Mickelson’s Legend Grows as Lefty Becomes Oldest Major Champion Ever at 50

By: Sam Gemini

MADISON – The Ocean Course at Kiawah Island had all its claws out last weekend. Twenty mile-per-hour winds whipped across the vast expanse of swamp and sand dunes that hug the Atlantic coast of South Carolina. Number-one-in-the-world Dustin Johnson may have gotten off easy by missing the cut and going home on Friday – each and every hole was an absolute grind on the course that was ranked by Golf Digest as the most difficult in the country.

All the usual names headlined the 2021 PGA Championship at the start of play on Thursday: Rory McIlroy was coming off his first win in over a year; Jordan Spieth had been playing great golf; and Brooks Koepka was returning from injury. But nobody – and I mean nobody – expected to see Phil Mickelson holding the Wanamaker Trophy on Sunday evening.

Coming into the week with forty-four career wins total and five major victories, Phil was already a legend of the game. One of the most popular players golf has ever seen, many fans simply refer to Mickelson as “The Lefty.” At age fifty, however, any hopes for adding to that win total were extremely low. Past his prime, Mickelson has been faltering on Tour for the past couple of years, as is to be expected at his age. He continues to play in majors due to exemptions earned from past victories, and often provides an entertaining couple of rounds before missing the cut or hanging around the bottom of the leaderboard on the weekend. Expectations were similar last week – that is, until the Lefty shot up the leaderboard on Friday to enter the third round in a tie for first with South African Louis Oosthuizen.

A very solid third round of seventy (two under-par) had Phil in sole possession of the lead heading into the final round, with four-time major champion and two-time PGA Champion Brooks Koepka nipping at his heels just one shot back. Sunday was an instant classic that began with a wild first ten holes that included four two-shot swings, a three-shot swing and multiple lead changes. The round featured nine straight holes that played directly into the wind – Phil and Brooks trading birdies and bogeys all the while.

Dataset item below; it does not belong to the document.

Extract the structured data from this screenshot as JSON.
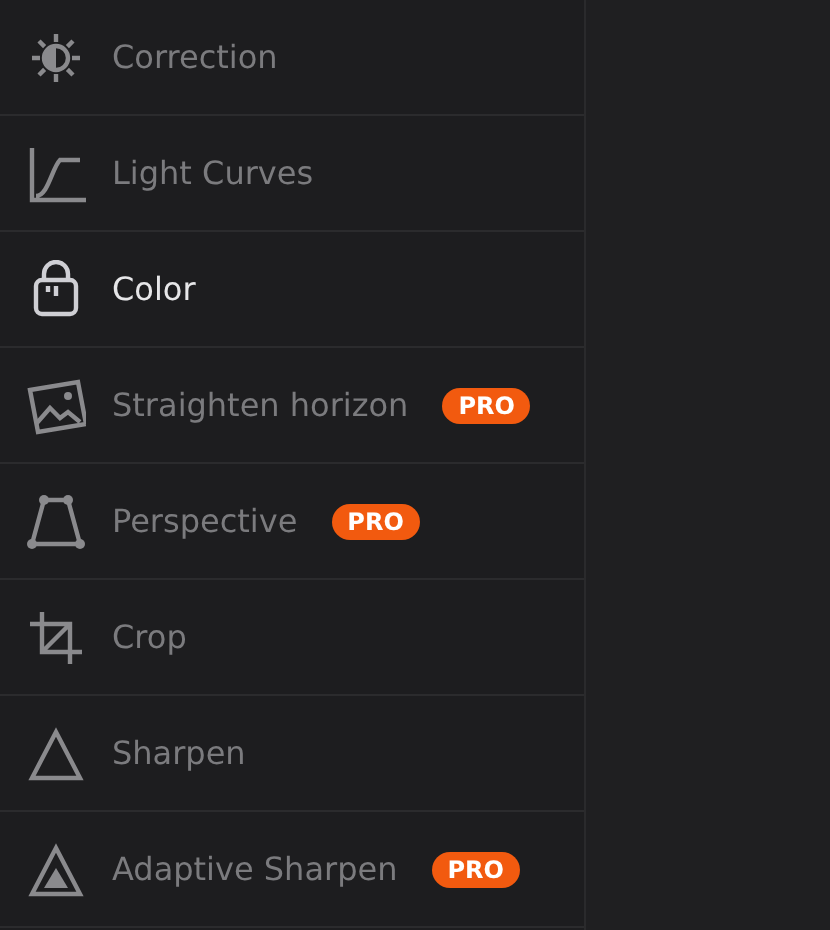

When, at long last, the players reached hole fourteen and turned back downwind, Mickelson held a three-shot lead. But he couldn’t let his guard down just yet, as these final five holes made up a terrifying stretch of golf through the wispy dunes lying directly on the Atlantic coast – breath-takingly gorgeous but potentially disastrous. The lead shrunk to a mere two shots down this stretch with the monstrous seventeenth looming – a 223-yard par-three that played half a stroke over-par all week and brought about dozens of double- and triple-bogeys. Phil survived the rippling lake at this penultimate hole and strutted to the long, slithering ocean finish.

With a two-stroke lead, par would be enough for the legend to make history. After missing the fairway off the tee, Mickelson flushed a short iron for a towering shot of perfection to about twenty feet from the hole. The roar that followed this shot was the loudest heard at a golf tournament in years – a sound of sweet relief after an entire summer and fall without spectators.

The gallery flooded onto the fairway to follow the leader to the green, surrounding the putting surface like a see of shouting faces around a short-grass island. All that remained was for the Lefty to two-putt to victory amid the sound of thunderous cheers and applause. There have been over 400 major golf tournaments in history; until Sunday, there had never been a fifty-year-old major champion – in fact, there had only been one other instance in history where a fifty-year-old held the lead at a major after two days. What took place in the dunes of Kiawah Island on the twenty-third of May in 2021 will be a legend forever. We’ve never seen it before, and we may never see it again. Perhaps Phil can carry this momentum to Torrey Pines in La Jolla – just outside of his home town of San Diego – on Father’s Day weekend at the U.S. Open, where he has finished second place a record six times – the only major that eludes him for the career grand slam.